Please Note: Optimal dilutions should be determined by each laboratory for each application.
are available in the Technical Information section on our website.

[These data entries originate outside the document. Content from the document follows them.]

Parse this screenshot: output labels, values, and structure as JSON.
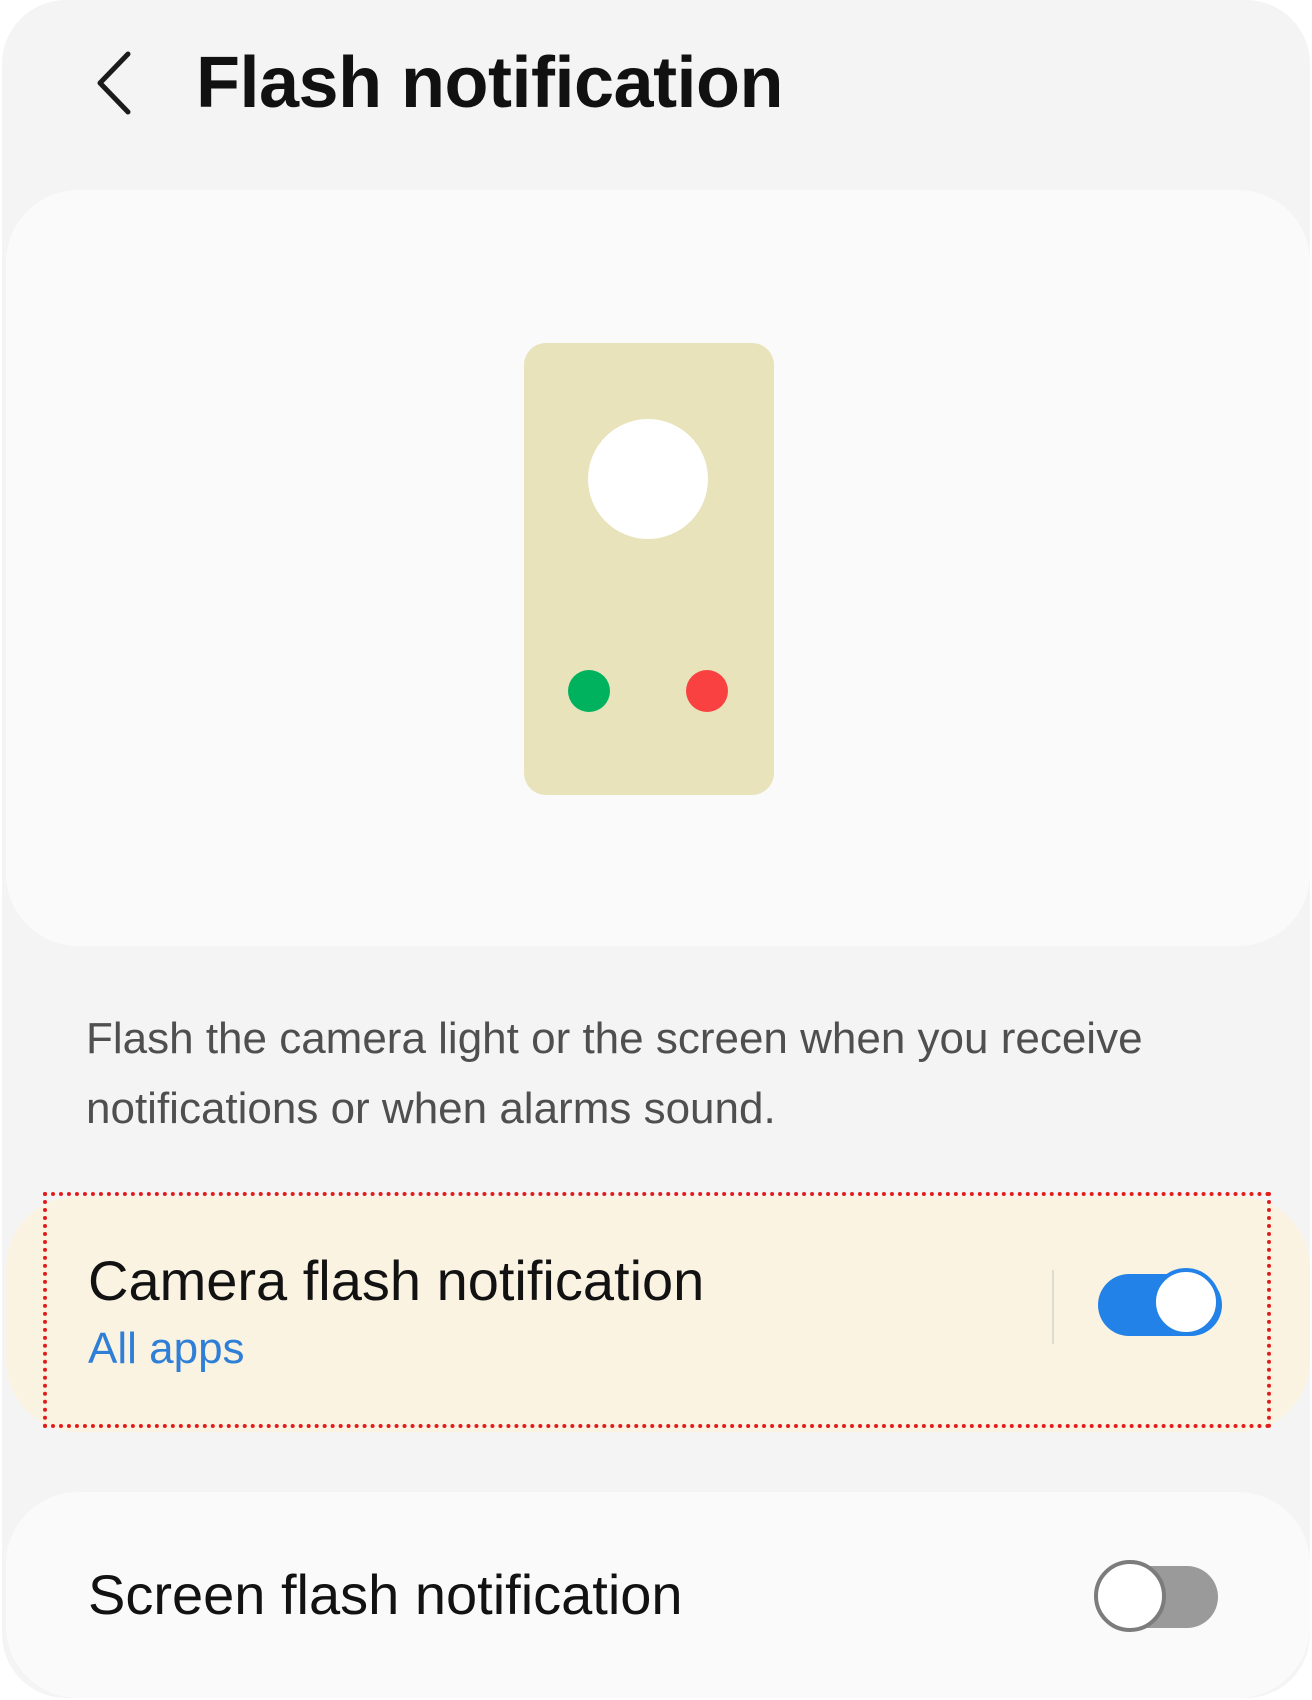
{
  "header": {
    "back_icon": "chevron-left-icon",
    "title": "Flash notification"
  },
  "illustration": {
    "description": "",
    "colors": {
      "device": "#e8e3bb",
      "flash": "#ffffff",
      "green_dot": "#00b25d",
      "red_dot": "#fa4141"
    }
  },
  "description": "Flash the camera light or the screen when you receive notifications or when alarms sound.",
  "settings": [
    {
      "title": "Camera flash notification",
      "subtitle": "All apps",
      "enabled": true
    },
    {
      "title": "Screen flash notification",
      "enabled": false
    }
  ],
  "colors": {
    "accent": "#2282e8",
    "highlight_border": "#e31c1c",
    "highlight_fill": "#fbf3e2"
  }
}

GM-CSF was initially characterized as a factor that can support the in vitro colony formation of granulocyte-macrophage progenitors. It is also a growth factor for erythroid, megakaryocyte, and eosinophil progenitors. GM-CSF is produced by a number of different cell types (including T cells, B cells, macrophages, mast cells, endothelial cells, fibroblasts, and adipocytes) in response to cytokine or inflammatory stimuli. On mature hematopoietic cells, GM-CSF is a survival factor for and activates the effector functions of granulocytes, monocytes/macrophages, and eosinophils (1, 2). GM-CSF promotes a Th1 biased immune response, angiogenesis, allergic inflammation, and the development of autoimmunity (3-5). It shows clinical effectiveness in ameliorating chemotherapy-induced neutropenia, and GM-CSF transfected tumor cells are utilized as cancer vaccines (6, 7). The 22 kDa glycosylated GM-CSF, similar to IL‑3 and IL‑5, is a cytokine with a core of four bundled alpha ‑helices (8-10). Mature rat GM-CSF shares 56-69% amino acid sequence identity with canine, feline, human, mouse, and porcine GM‑CSF. GM‑CSF exerts its biological effects through a heterodimeric receptor complex composed of GM‑CSF R alpha /CD116 and the signal transducing common beta chain (CD131) which is also a component of the high-affinity receptors for IL-3 and IL-5 (11, 12). In addition, GM-CSF binds a naturally occurring soluble form of GM‑CSF R alpha (13). Rat GM‑CSF is active on mouse cells, although mouse GM‑CSF is only weakly active on rat cells (14, 15).